Have you ever wondered if diabetes can affect your teeth and gums? If you have poorly controlled diabetes, you may be at greater risk for certain dental issues.
Recent studies suggest some people with diabetes may have trouble with infections of the gums and other symptoms of severe gum disease. Most of us know that diabetes affects your body’s ability to process sugar. But what does that have to do with your teeth and gums?
It’s important to understand the role diabetes can play in your overall dental health.
Diabetes and Your Smile
If you aren’t keeping your blood sugar under control, it can take a toll on your mouth.
To answer the question, "Can diabetes affect your teeth and gums," here are a few ways diabetes commonly affects your oral health:
- Your gums are sore or bleeding
- Your mouth feels dry

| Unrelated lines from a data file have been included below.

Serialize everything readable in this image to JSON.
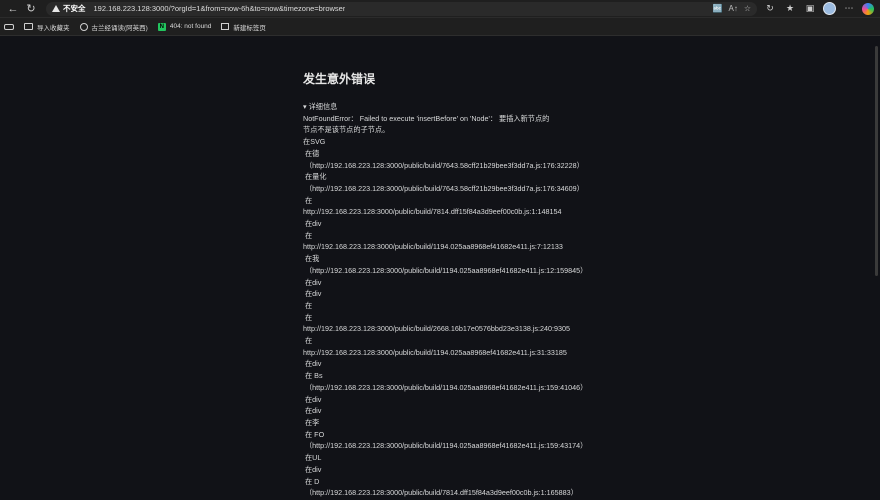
{
  "browser": {
    "security_label": "不安全",
    "url": "192.168.223.128:3000/?orgId=1&from=now-6h&to=now&timezone=browser",
    "icons": [
      "back-icon",
      "refresh-icon",
      "translate-icon",
      "read-aloud-icon",
      "favorite-icon",
      "extensions-icon",
      "favorites-bar-icon",
      "profile-icon",
      "copilot-icon"
    ]
  },
  "bookmarks": [
    {
      "label": "导入收藏夹",
      "icon": "folder-icon"
    },
    {
      "label": "古兰经诵读(阿英西)",
      "icon": "globe-icon"
    },
    {
      "label": "404: not found",
      "icon": "n-icon"
    },
    {
      "label": "新建标签页",
      "icon": "tab-icon"
    }
  ],
  "error": {
    "title": "发生意外错误",
    "summary": "▾ 详细信息",
    "lines": [
      "NotFoundError： Failed to execute 'insertBefore' on 'Node'： 要插入新节点的",
      "节点不是该节点的子节点。",
      "在SVG",
      " 在德",
      " （http://192.168.223.128:3000/public/build/7643.58cff21b29bee3f3dd7a.js:176:32228）",
      " 在量化",
      " （http://192.168.223.128:3000/public/build/7643.58cff21b29bee3f3dd7a.js:176:34609）",
      " 在",
      "http://192.168.223.128:3000/public/build/7814.dff15f84a3d9eef00c0b.js:1:148154",
      " 在div",
      " 在",
      "http://192.168.223.128:3000/public/build/1194.025aa8968ef41682e411.js:7:12133",
      " 在我",
      " （http://192.168.223.128:3000/public/build/1194.025aa8968ef41682e411.js:12:159845）",
      " 在div",
      " 在div",
      " 在",
      " 在",
      "http://192.168.223.128:3000/public/build/2668.16b17e0576bbd23e3138.js:240:9305",
      " 在",
      "http://192.168.223.128:3000/public/build/1194.025aa8968ef41682e411.js:31:33185",
      " 在div",
      " 在 Bs",
      " （http://192.168.223.128:3000/public/build/1194.025aa8968ef41682e411.js:159:41046）",
      " 在div",
      " 在div",
      " 在李",
      " 在 FO",
      " （http://192.168.223.128:3000/public/build/1194.025aa8968ef41682e411.js:159:43174）",
      " 在UL",
      " 在div",
      " 在 D",
      " （http://192.168.223.128:3000/public/build/7814.dff15f84a3d9eef00c0b.js:1:165883）"
    ]
  }
}
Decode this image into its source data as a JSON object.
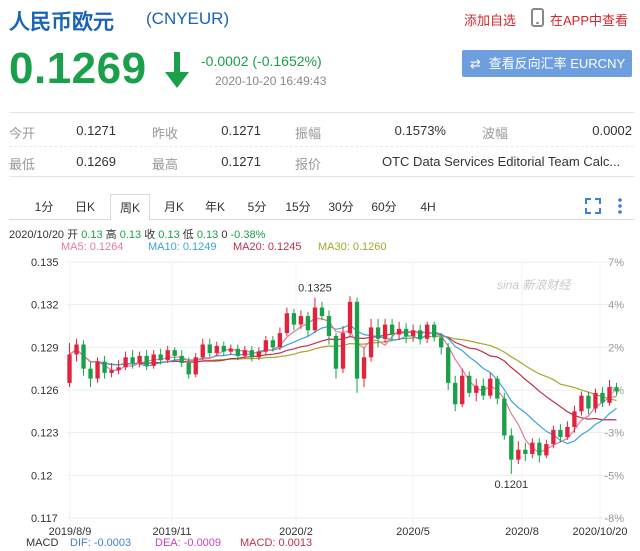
{
  "header": {
    "title": "人民币欧元",
    "code": "(CNYEUR)",
    "add_favorite": "添加自选",
    "app_link": "在APP中查看"
  },
  "quote": {
    "price": "0.1269",
    "change": "-0.0002 (-0.1652%)",
    "time": "2020-10-20 16:49:43",
    "reverse_button": "查看反向汇率 EURCNY",
    "color_down": "#1aa04b"
  },
  "stats": [
    {
      "label": "今开",
      "value": "0.1271"
    },
    {
      "label": "昨收",
      "value": "0.1271"
    },
    {
      "label": "振幅",
      "value": "0.1573%"
    },
    {
      "label": "波幅",
      "value": "0.0002"
    },
    {
      "label": "最低",
      "value": "0.1269"
    },
    {
      "label": "最高",
      "value": "0.1271"
    },
    {
      "label": "报价",
      "value": "OTC Data Services Editorial Team Calc..."
    }
  ],
  "tabs": [
    "1分",
    "日K",
    "周K",
    "月K",
    "年K",
    "5分",
    "15分",
    "30分",
    "60分",
    "4H"
  ],
  "active_tab": "周K",
  "info": {
    "date": "2020/10/20",
    "open_label": "开",
    "open_value": "0.13",
    "high_label": "高",
    "high_value": "0.13",
    "close_label": "收",
    "close_value": "0.13",
    "low_label": "低",
    "low_value": "0.13",
    "change_value": "0",
    "pct_value": "-0.38%"
  },
  "ma": {
    "ma5": "MA5: 0.1264",
    "ma10": "MA10: 0.1249",
    "ma20": "MA20: 0.1245",
    "ma30": "MA30: 0.1260",
    "ma5_color": "#e8799b",
    "ma10_color": "#3aa5dc",
    "ma20_color": "#c0304a",
    "ma30_color": "#a7a52a"
  },
  "macd": {
    "label": "MACD",
    "dif": "DIF: -0.0003",
    "dea": "DEA: -0.0009",
    "macd": "MACD: 0.0013"
  },
  "watermark": "sina 新浪财经",
  "chart_data": {
    "type": "candlestick",
    "title": "",
    "y_ticks": [
      "0.135",
      "0.132",
      "0.129",
      "0.126",
      "0.123",
      "0.12",
      "0.117"
    ],
    "y2_ticks": [
      "7%",
      "4%",
      "2%",
      "0%",
      "-3%",
      "-5%",
      "-8%"
    ],
    "ylim": [
      0.117,
      0.135
    ],
    "x_labels": [
      "2019/8/9",
      "2019/11",
      "2020/2",
      "2020/5",
      "2020/8",
      "2020/10/20"
    ],
    "annotations": [
      {
        "text": "0.1325",
        "index": 35,
        "value": 0.1325
      },
      {
        "text": "0.1201",
        "index": 63,
        "value": 0.1201
      }
    ],
    "candles": [
      [
        0.1265,
        0.1285,
        0.1293,
        0.1262
      ],
      [
        0.1285,
        0.1292,
        0.1296,
        0.128
      ],
      [
        0.1292,
        0.1275,
        0.1295,
        0.127
      ],
      [
        0.1275,
        0.1268,
        0.128,
        0.1262
      ],
      [
        0.1268,
        0.128,
        0.1283,
        0.1265
      ],
      [
        0.128,
        0.1272,
        0.1284,
        0.1268
      ],
      [
        0.1272,
        0.1274,
        0.1279,
        0.1269
      ],
      [
        0.1274,
        0.1276,
        0.1281,
        0.1271
      ],
      [
        0.1276,
        0.1283,
        0.1287,
        0.1274
      ],
      [
        0.1283,
        0.1279,
        0.1288,
        0.1275
      ],
      [
        0.1279,
        0.1284,
        0.1287,
        0.1276
      ],
      [
        0.1284,
        0.1277,
        0.1288,
        0.1274
      ],
      [
        0.1277,
        0.1285,
        0.1288,
        0.1275
      ],
      [
        0.1285,
        0.1281,
        0.1289,
        0.1278
      ],
      [
        0.1281,
        0.1288,
        0.1291,
        0.1279
      ],
      [
        0.1288,
        0.1284,
        0.129,
        0.128
      ],
      [
        0.1284,
        0.1279,
        0.1288,
        0.1276
      ],
      [
        0.1279,
        0.1271,
        0.1283,
        0.1268
      ],
      [
        0.1271,
        0.1283,
        0.1286,
        0.1269
      ],
      [
        0.1283,
        0.1292,
        0.1296,
        0.1281
      ],
      [
        0.1292,
        0.1286,
        0.1296,
        0.1283
      ],
      [
        0.1286,
        0.1291,
        0.1294,
        0.1284
      ],
      [
        0.1291,
        0.1287,
        0.1294,
        0.1284
      ],
      [
        0.1287,
        0.1289,
        0.1292,
        0.1285
      ],
      [
        0.1289,
        0.1284,
        0.1292,
        0.1281
      ],
      [
        0.1284,
        0.1288,
        0.1291,
        0.1282
      ],
      [
        0.1288,
        0.1283,
        0.1291,
        0.128
      ],
      [
        0.1283,
        0.1287,
        0.129,
        0.1281
      ],
      [
        0.1287,
        0.1295,
        0.1298,
        0.1285
      ],
      [
        0.1295,
        0.129,
        0.1298,
        0.1287
      ],
      [
        0.129,
        0.13,
        0.1304,
        0.1288
      ],
      [
        0.13,
        0.1314,
        0.1318,
        0.1298
      ],
      [
        0.1314,
        0.1306,
        0.1317,
        0.1302
      ],
      [
        0.1306,
        0.1312,
        0.1316,
        0.1303
      ],
      [
        0.1312,
        0.1302,
        0.1315,
        0.1298
      ],
      [
        0.1302,
        0.1318,
        0.1325,
        0.13
      ],
      [
        0.1318,
        0.1312,
        0.1322,
        0.1309
      ],
      [
        0.1312,
        0.1298,
        0.1316,
        0.1292
      ],
      [
        0.1298,
        0.1275,
        0.13,
        0.1268
      ],
      [
        0.1275,
        0.13,
        0.1305,
        0.1272
      ],
      [
        0.13,
        0.1322,
        0.1326,
        0.1298
      ],
      [
        0.1322,
        0.1268,
        0.1325,
        0.1258
      ],
      [
        0.1268,
        0.1283,
        0.129,
        0.1262
      ],
      [
        0.1283,
        0.1304,
        0.131,
        0.128
      ],
      [
        0.1304,
        0.1296,
        0.131,
        0.129
      ],
      [
        0.1296,
        0.1306,
        0.131,
        0.1293
      ],
      [
        0.1306,
        0.1299,
        0.131,
        0.1295
      ],
      [
        0.1299,
        0.1303,
        0.1308,
        0.1295
      ],
      [
        0.1303,
        0.1298,
        0.1307,
        0.1293
      ],
      [
        0.1298,
        0.1302,
        0.1306,
        0.1294
      ],
      [
        0.1302,
        0.1296,
        0.1306,
        0.1292
      ],
      [
        0.1296,
        0.1306,
        0.1308,
        0.1293
      ],
      [
        0.1306,
        0.1297,
        0.1308,
        0.1294
      ],
      [
        0.1297,
        0.129,
        0.13,
        0.1285
      ],
      [
        0.129,
        0.1265,
        0.1293,
        0.126
      ],
      [
        0.1265,
        0.125,
        0.127,
        0.1245
      ],
      [
        0.125,
        0.127,
        0.1275,
        0.1248
      ],
      [
        0.127,
        0.1258,
        0.1273,
        0.1255
      ],
      [
        0.1258,
        0.1263,
        0.1268,
        0.1252
      ],
      [
        0.1263,
        0.1256,
        0.1268,
        0.1253
      ],
      [
        0.1256,
        0.1268,
        0.1272,
        0.1254
      ],
      [
        0.1268,
        0.1254,
        0.127,
        0.125
      ],
      [
        0.1254,
        0.1228,
        0.1258,
        0.1225
      ],
      [
        0.1228,
        0.1211,
        0.1233,
        0.1201
      ],
      [
        0.1211,
        0.1218,
        0.1224,
        0.1208
      ],
      [
        0.1218,
        0.1215,
        0.1223,
        0.121
      ],
      [
        0.1215,
        0.1223,
        0.1226,
        0.1212
      ],
      [
        0.1223,
        0.1214,
        0.1226,
        0.1209
      ],
      [
        0.1214,
        0.1222,
        0.1225,
        0.1212
      ],
      [
        0.1222,
        0.1232,
        0.1235,
        0.1219
      ],
      [
        0.1232,
        0.1227,
        0.1236,
        0.1223
      ],
      [
        0.1227,
        0.1234,
        0.1238,
        0.1225
      ],
      [
        0.1234,
        0.1245,
        0.1249,
        0.123
      ],
      [
        0.1245,
        0.1256,
        0.1259,
        0.1242
      ],
      [
        0.1256,
        0.1247,
        0.1259,
        0.1243
      ],
      [
        0.1247,
        0.1258,
        0.1261,
        0.1244
      ],
      [
        0.1258,
        0.1251,
        0.1262,
        0.1248
      ],
      [
        0.1251,
        0.1262,
        0.1267,
        0.1249
      ],
      [
        0.1262,
        0.1259,
        0.1265,
        0.1256
      ]
    ]
  }
}
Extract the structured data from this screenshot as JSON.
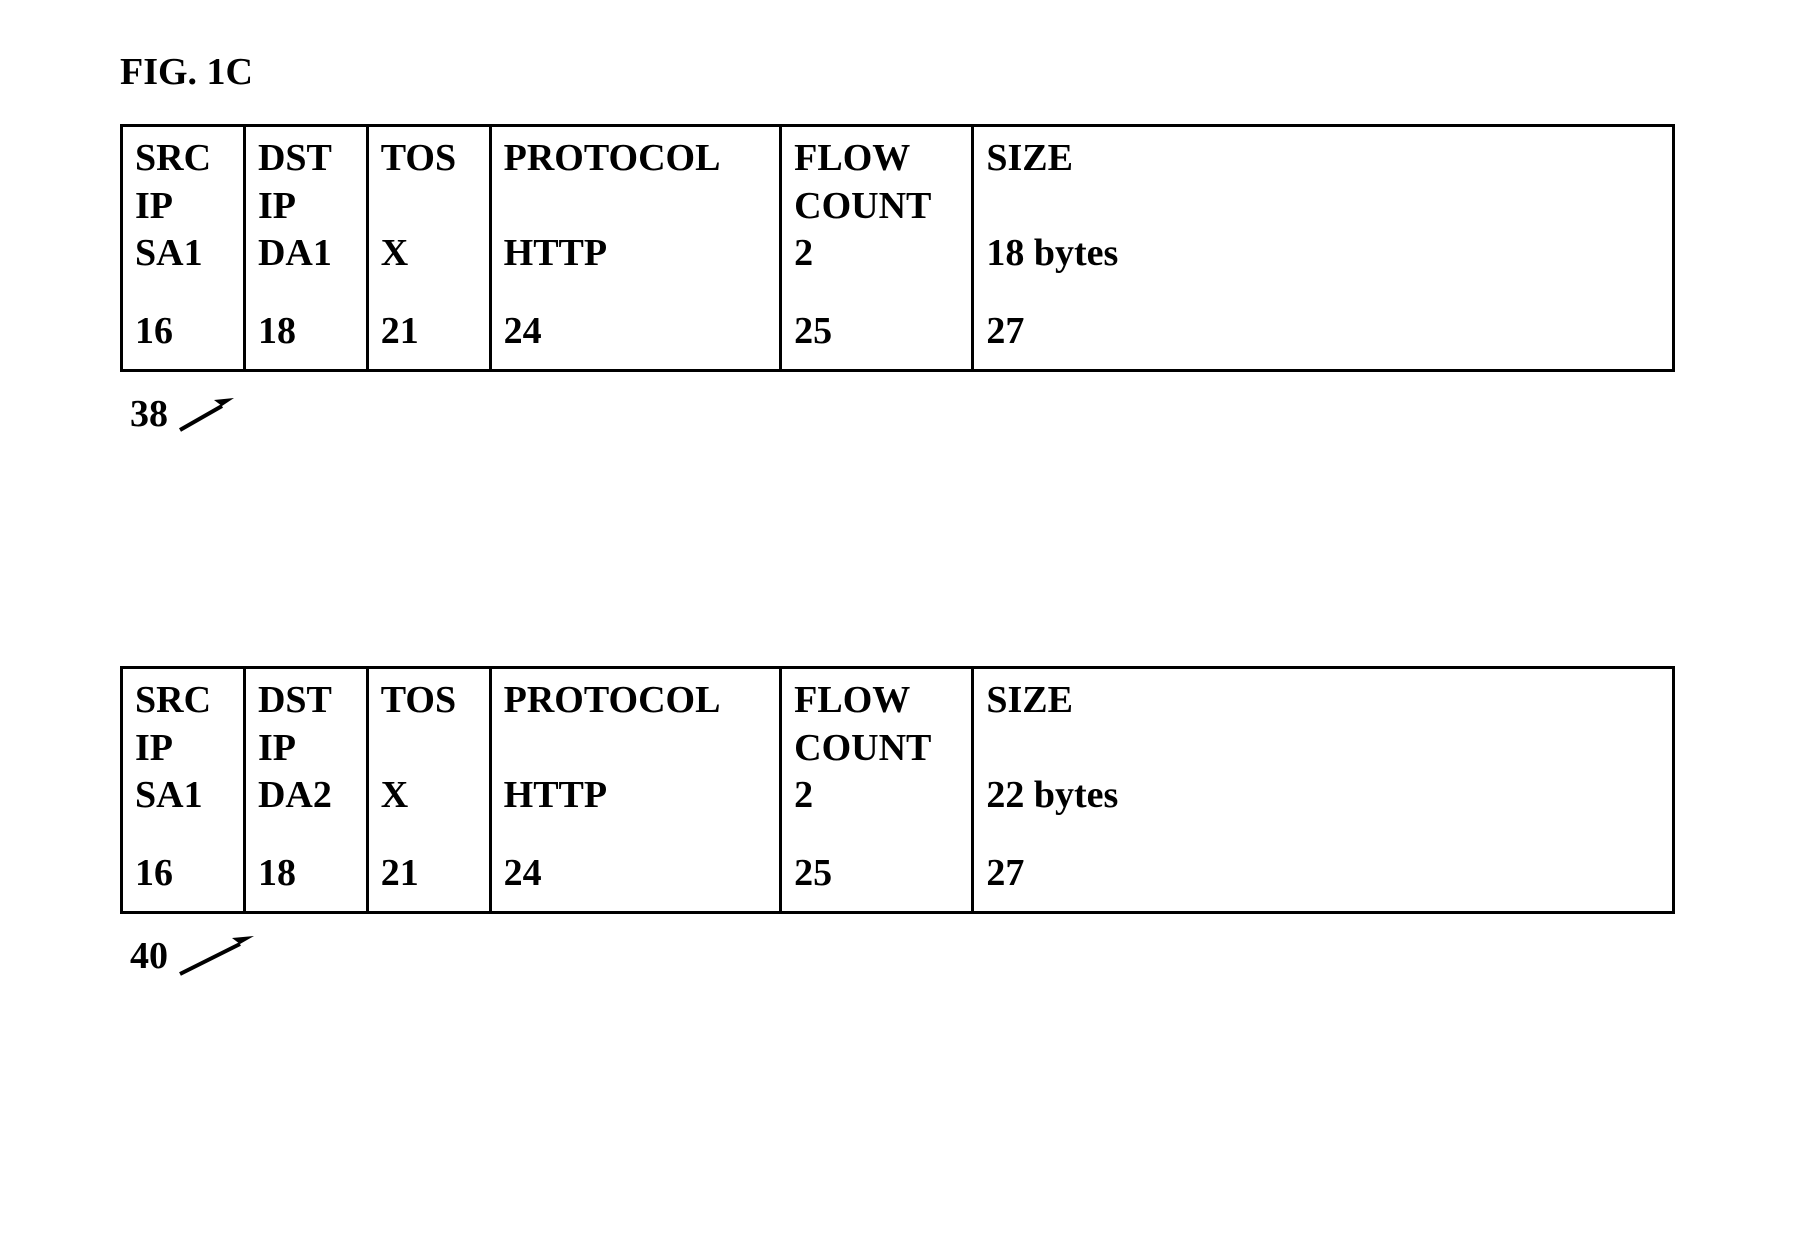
{
  "figure_label": "FIG. 1C",
  "table1": {
    "ref_number": "38",
    "headers": [
      "SRC IP",
      "DST IP",
      "TOS",
      "PROTOCOL",
      "FLOW COUNT",
      "SIZE"
    ],
    "values": [
      "SA1",
      "DA1",
      "X",
      "HTTP",
      "2",
      "18 bytes"
    ],
    "footers": [
      "16",
      "18",
      "21",
      "24",
      "25",
      "27"
    ]
  },
  "table2": {
    "ref_number": "40",
    "headers": [
      "SRC IP",
      "DST IP",
      "TOS",
      "PROTOCOL",
      "FLOW COUNT",
      "SIZE"
    ],
    "values": [
      "SA1",
      "DA2",
      "X",
      "HTTP",
      "2",
      "22 bytes"
    ],
    "footers": [
      "16",
      "18",
      "21",
      "24",
      "25",
      "27"
    ]
  }
}
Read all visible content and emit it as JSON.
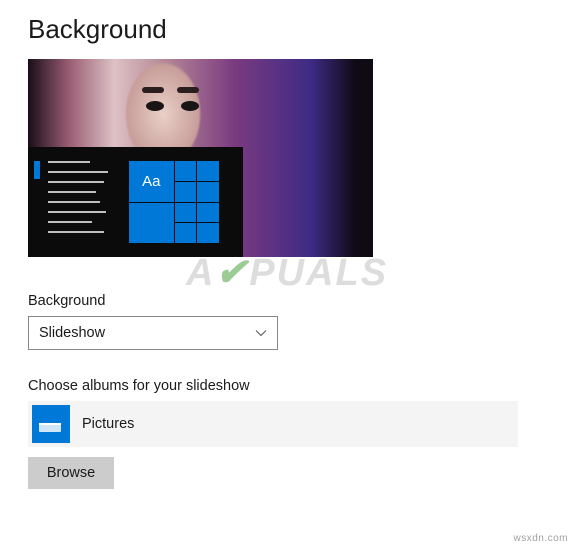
{
  "page": {
    "title": "Background"
  },
  "preview": {
    "tile_text": "Aa"
  },
  "background_section": {
    "label": "Background",
    "dropdown_value": "Slideshow"
  },
  "album_section": {
    "label": "Choose albums for your slideshow",
    "selected_album": "Pictures"
  },
  "buttons": {
    "browse": "Browse"
  },
  "watermark": {
    "prefix": "A",
    "suffix": "PUALS"
  },
  "source": "wsxdn.com"
}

- You have bad breath that won’t go away
- You have difficulty tasting meals
If you’re experiencing any of the above symptoms, you should call your dentist right away.
The Risk of Gum Disease
Nearly 22 percent of people diagnosed with diabetes also end up with some form of periodontal (gum) disease. This happens because diabetes patients are at a higher risk for gum disease. Blood sugar disorder also makes it tough to fight infections, which allows tooth-decaying bacteria to make itself at home in your teeth and gums.
Your Dentist Can Help
Whether you’re diabetic or not, regular visits to the dentist are important. But if you have diabetes, you may require extra dental care. Talk to your dentist about your diabetes and together, come up with a treatment plan to help you protect your teeth and gums.
Proper blood glucose control, brushing and flossing daily, and regular dental visits can all work to help you prevent serious problems in your mouth.
PREVENT DENTAL PROBLEMS CAUSED BY DIABETES
A beautiful smile begins with healthy teeth and gums. Dentistry at East Piedmont provides regular preventive care to help patients maintain gorgeous smiles for life. Proper home care and regular checkups are powerful tools to help you avoid future dental problems.
Are you struggling with diabetic dental health concerns? Schedule an appointment with Dr. Patel or Dr. Buxton today or call our office at (770) 321-5558 to get on track to a healthier smile.